Cains are known for being big, brutish and not-too-bright. The mutt clan embodies all the supernatural world’s worst stereotypes about werewolves. But not even the Cains deserve to be hunted down and skinned like animals.
When young Davis Cain comes to the Pack for help, Alpha Elena Michaels can’t refuse him. It isn’t about morality or justice. It’s about not letting anyone think they can do this to werewolves and get away with it.
But Elena is also dealing with the Pack’s homegrown monster—Malcolm Danvers, onetime enforcer, full-time psycho. Malcolm is now under Elena’s control, as part of the most difficult decision she’s had to make as leader. But if she has to let Malcolm in, she’s going to make full use of him…and the best person to catch monsters is one who knows exactly how they think.
So let me begin by saying, I really enjoyed this novella and practically couldn’t put it down until I was finished with it. It’s been several years since the end of the series and Elena’s status as Pack Alpha may be cemented within her pack, but it’s still in question by the rest of the werewolf community. Most assume it’s a guise to protect Clay, while others assume it’s a joke.
This novella starts off with Elena meeting with Malcolm in regards to his request to rejoin the Pack. I’ve clearly missed a short story or two, because last I knew, he was still locked away within a Cabal holding cell and no one knew he was still alive. Nonetheless, Elena gives him ample opportunity to attack her and when he never makes a move to do so, she reluctantly takes Jeremy’s advice to accept him within the fold, but also with restrictions. This is a decision that Elena comes to question time and time again throughout the novella and it’s one that as a fan, I even questioned.
As the young Davis Cain reaches out to the Pack for help, I really got a chance to see just how much the Pack has changed since Elena has taken over. For one, Hope and Karl have had another baby and Nick’s fallen in love. But what’s important is how Elena’s presence has helped to bring an opportunity for the Pack members to have a more traditional family as well as their Pack family. This is also another sign that there are some short stories I’m missing as I do not recognize several of the new females mentioned. This is a little off putting, especially when it turns out to tie back to a case that Nick and his mate have been trying to take care of.

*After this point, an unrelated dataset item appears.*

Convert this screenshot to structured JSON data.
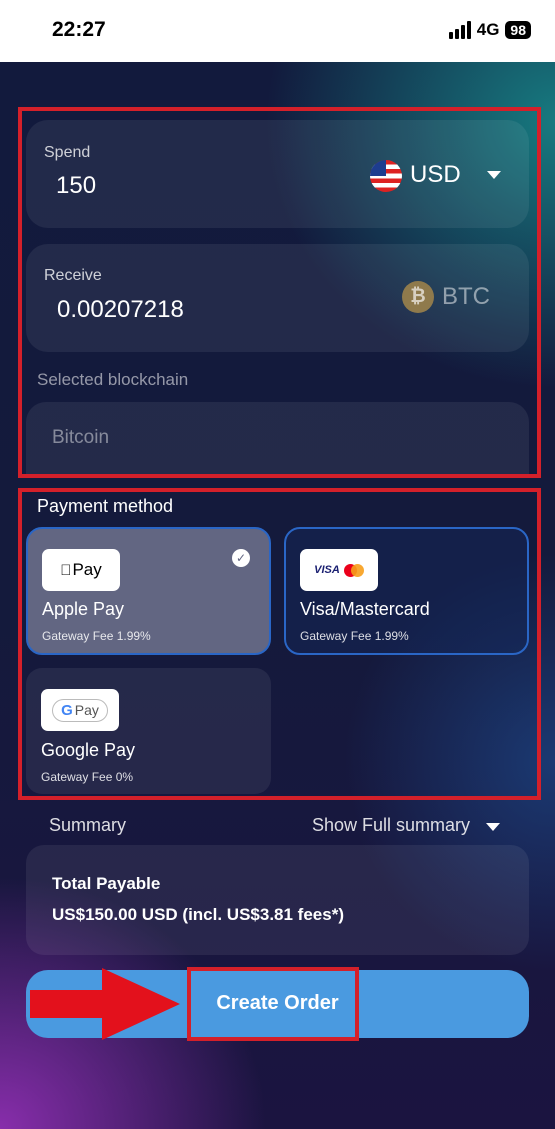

I don’t want to give away too much about this novella, but I can say this is probably one of the best novella’s since the ones that focused on Clay’s past. You continued to learn more about Malcolm’s twisted past of terror, but you also get to see the Pack continue to move forward. It’s nice to see them actually help Davis, when there was a time, not so many books ago, where he would have been ignored and left for dead. Sad as it is, even in Jeremy’s reign as Alpha, the Pack was far too exclusive and the story would have been a completely different tale. Which is sad, because he would have sent someone to investigate and he would have never ordered Davis’s execution. But he just wouldn’t have been willing to take the poor boy in.
There’s one thing I’m confused about and I’m going to have to do some research into it. There’s a mention of a young Cain who was part of a Cabal experiment. He’s described as being extremely intelligent, having bad acne, being a bit of a brute in size and having a necromancer girl. Now, it’s been years since I read the Darkest Powers trilogy by this author, but that sounds a lot like Chloe and Derek. I never realized the two series were linked and kind of wish I had. Now I’ll have to make it a point to reread that trilogy and see what else I can see that connects the two.
Great novella and wonderful edition to one of my favorite series.
Reviewer’s note: I received this book from Netgalley in exchange for an honest review.
Pick up your copy on Amazon: Driven by Kelley Armstrong